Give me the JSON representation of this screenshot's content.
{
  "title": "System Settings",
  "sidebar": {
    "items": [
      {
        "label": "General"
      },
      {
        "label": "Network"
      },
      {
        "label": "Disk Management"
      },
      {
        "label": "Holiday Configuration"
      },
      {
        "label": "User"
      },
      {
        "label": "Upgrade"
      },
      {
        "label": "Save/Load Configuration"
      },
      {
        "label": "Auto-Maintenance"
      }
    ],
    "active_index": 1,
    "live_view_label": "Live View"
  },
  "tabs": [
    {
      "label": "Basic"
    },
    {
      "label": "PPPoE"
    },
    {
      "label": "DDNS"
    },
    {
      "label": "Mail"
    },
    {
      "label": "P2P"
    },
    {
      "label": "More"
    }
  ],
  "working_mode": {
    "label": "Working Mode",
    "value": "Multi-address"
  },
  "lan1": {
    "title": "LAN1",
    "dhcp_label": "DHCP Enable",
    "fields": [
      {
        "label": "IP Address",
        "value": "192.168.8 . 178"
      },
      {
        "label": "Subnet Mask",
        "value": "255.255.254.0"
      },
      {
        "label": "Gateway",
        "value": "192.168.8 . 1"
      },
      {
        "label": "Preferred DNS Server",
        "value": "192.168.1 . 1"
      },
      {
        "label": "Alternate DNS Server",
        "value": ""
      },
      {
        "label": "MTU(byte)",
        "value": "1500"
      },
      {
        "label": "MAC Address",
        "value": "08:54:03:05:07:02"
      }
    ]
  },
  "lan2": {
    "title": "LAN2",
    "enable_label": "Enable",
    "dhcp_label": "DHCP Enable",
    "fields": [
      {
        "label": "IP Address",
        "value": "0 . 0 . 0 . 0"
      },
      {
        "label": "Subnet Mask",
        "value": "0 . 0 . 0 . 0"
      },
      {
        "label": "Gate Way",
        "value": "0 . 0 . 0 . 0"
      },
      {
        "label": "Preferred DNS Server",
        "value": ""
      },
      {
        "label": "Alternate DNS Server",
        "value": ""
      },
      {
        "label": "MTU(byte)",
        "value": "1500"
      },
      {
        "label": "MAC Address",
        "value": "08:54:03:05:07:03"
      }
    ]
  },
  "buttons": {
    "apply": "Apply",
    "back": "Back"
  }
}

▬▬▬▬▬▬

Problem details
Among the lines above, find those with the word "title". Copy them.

Response below
  "title": "System Settings",
    "title": "LAN1",
    "title": "LAN2",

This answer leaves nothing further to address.